■ **Directions**:
An exact copy of the entries below is needed, with every picture left out.

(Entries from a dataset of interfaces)

+ + + + +

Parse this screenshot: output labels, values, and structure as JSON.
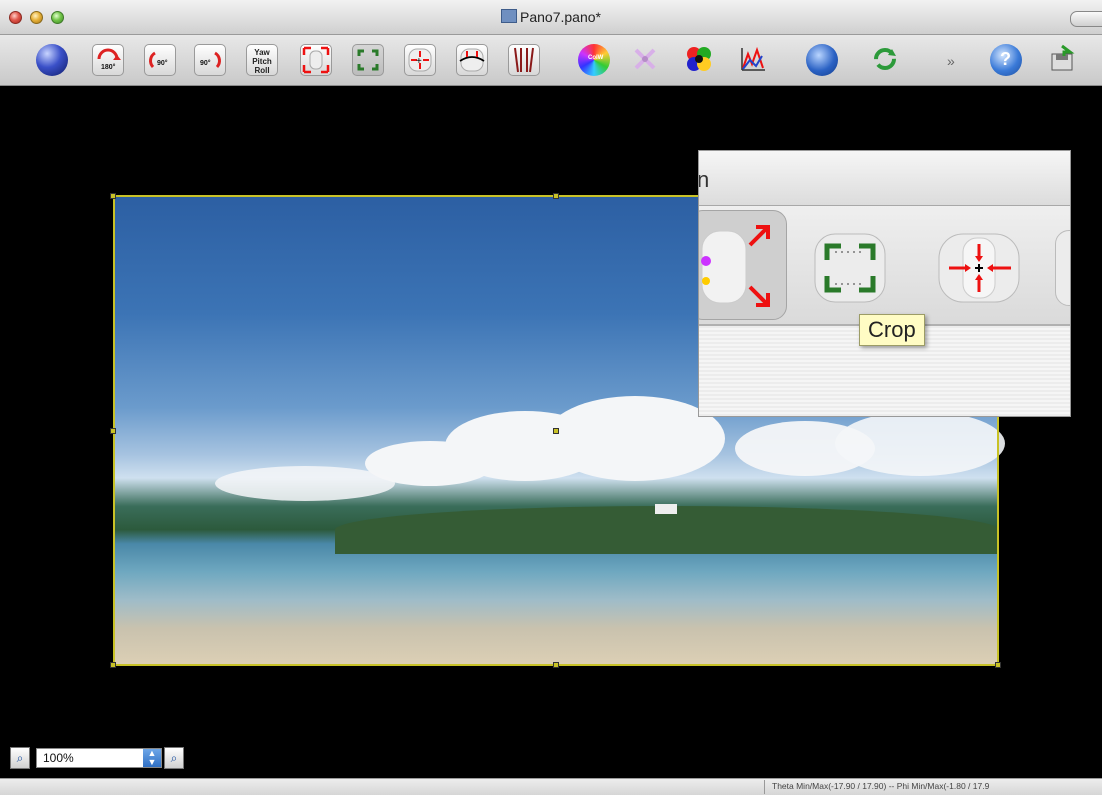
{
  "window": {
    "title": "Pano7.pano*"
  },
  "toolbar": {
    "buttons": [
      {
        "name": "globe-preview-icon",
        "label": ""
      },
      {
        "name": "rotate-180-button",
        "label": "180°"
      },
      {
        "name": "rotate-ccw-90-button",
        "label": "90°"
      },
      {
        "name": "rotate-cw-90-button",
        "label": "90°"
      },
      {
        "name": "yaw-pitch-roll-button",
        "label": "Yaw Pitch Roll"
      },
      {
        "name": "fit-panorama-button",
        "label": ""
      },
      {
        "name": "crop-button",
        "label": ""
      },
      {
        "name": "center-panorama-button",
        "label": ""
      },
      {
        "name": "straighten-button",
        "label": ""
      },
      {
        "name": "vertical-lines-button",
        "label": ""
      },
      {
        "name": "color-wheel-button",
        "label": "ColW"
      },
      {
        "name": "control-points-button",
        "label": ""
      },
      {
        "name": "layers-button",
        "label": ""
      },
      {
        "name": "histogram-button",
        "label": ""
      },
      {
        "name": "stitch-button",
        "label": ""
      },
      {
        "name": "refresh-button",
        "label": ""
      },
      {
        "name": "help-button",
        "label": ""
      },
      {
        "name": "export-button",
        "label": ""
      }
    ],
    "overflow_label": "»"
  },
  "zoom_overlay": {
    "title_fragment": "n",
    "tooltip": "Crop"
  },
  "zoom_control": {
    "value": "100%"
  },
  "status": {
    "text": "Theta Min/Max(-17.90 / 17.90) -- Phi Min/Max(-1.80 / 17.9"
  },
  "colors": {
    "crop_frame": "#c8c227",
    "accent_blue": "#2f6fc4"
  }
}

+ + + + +

■ **Your response**:
Parse this screenshot: output labels, values, and structure as JSON.
{
  "window": {
    "title": "Pano7.pano*"
  },
  "toolbar": {
    "buttons": [
      {
        "name": "globe-preview-icon",
        "label": ""
      },
      {
        "name": "rotate-180-button",
        "label": "180°"
      },
      {
        "name": "rotate-ccw-90-button",
        "label": "90°"
      },
      {
        "name": "rotate-cw-90-button",
        "label": "90°"
      },
      {
        "name": "yaw-pitch-roll-button",
        "label": "Yaw Pitch Roll"
      },
      {
        "name": "fit-panorama-button",
        "label": ""
      },
      {
        "name": "crop-button",
        "label": ""
      },
      {
        "name": "center-panorama-button",
        "label": ""
      },
      {
        "name": "straighten-button",
        "label": ""
      },
      {
        "name": "vertical-lines-button",
        "label": ""
      },
      {
        "name": "color-wheel-button",
        "label": "ColW"
      },
      {
        "name": "control-points-button",
        "label": ""
      },
      {
        "name": "layers-button",
        "label": ""
      },
      {
        "name": "histogram-button",
        "label": ""
      },
      {
        "name": "stitch-button",
        "label": ""
      },
      {
        "name": "refresh-button",
        "label": ""
      },
      {
        "name": "help-button",
        "label": ""
      },
      {
        "name": "export-button",
        "label": ""
      }
    ],
    "overflow_label": "»"
  },
  "zoom_overlay": {
    "title_fragment": "n",
    "tooltip": "Crop"
  },
  "zoom_control": {
    "value": "100%"
  },
  "status": {
    "text": "Theta Min/Max(-17.90 / 17.90) -- Phi Min/Max(-1.80 / 17.9"
  },
  "colors": {
    "crop_frame": "#c8c227",
    "accent_blue": "#2f6fc4"
  }
}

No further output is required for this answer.